from Teaching Technology Made Easy: How to Effectively Use PowerPoint
It All Away, Rachel Saury, ASCIT, 2004.
Consider about the Information:
a consistent slide layout and design for the slide's particular purpose.
For instance, the following categories would be common:
with key bulleted information in keyword format
with images which underscore or illustrate specific points
with key questions
with quotes from other sources which drive home important ideas
with data (statistics, lists of events or examples, test results,
text to key words and phrases. Use your voice to add the words that
are not on the slide itself. Have more detailed notes on separate paper
if needed for your own use.
- Make sure
syntax is parallel between bulleted points.
- Use images
whenever possible; use the power of metaphor and symbol in images to
emphasize key concepts and points.
- Use graphs
and diagrams whenever possible to illustrate points.
- Repeat images/phrases
throughout the talk to spiral back into and integrate old material with
new material without having to verbally or textually reiterate it.
- Avoid information
overload from presenting too many slides too fast. The rule of thumb
is one slide per 1-2 minutes.
a concise overview and summary slide.
Consider about the Appearance:
- Keep your
background simple and uncluttered so that focus is on the content, not
on the design. Typically a black or white background is the most effective
and easiest to read.
- Keep slides
simple in layout and design—do not put too much information on one slide.
If you need to visually illustrate a lot of information, present it
over several different slides.
- Only use
color for specific purposes (indicating the title, highlighting important
points, etc.) rather than to "jazz up" the presentation. (Note:
Stick to primary colors; light colors such as yellow are hard to read.
Avoid a lot of red as many people, particular males, are red/green colorblind.)
- Choose a
simple font (san serif fonts [no finishing lines on the letters], such
as Helvetica and Arial, are easiest to read) which is 18point or larger.
Use bold face, italics, etc. for emphasis.
each slide carefully. After all, it be will up for everyone to critique
for a long time.
- Keep the
slide transitions simple and consistent; do not "layer" slides
unless it aids comprehension of the material.
- Do not pre-time slide transitions—everyone speaks slower when live.

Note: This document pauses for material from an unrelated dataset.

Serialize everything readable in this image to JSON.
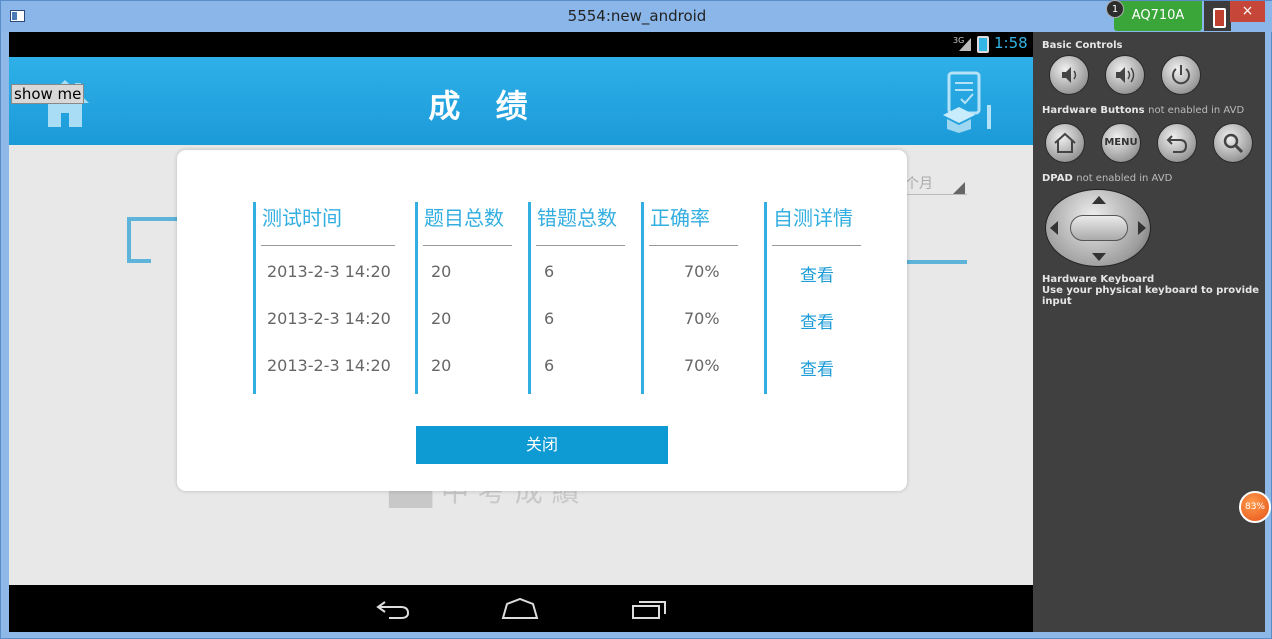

- Most of
all, be consistent and pay attention to the details—your audience will!
For example, make sure all of the titles (and subtitles) are the same
size/color and in the same general location.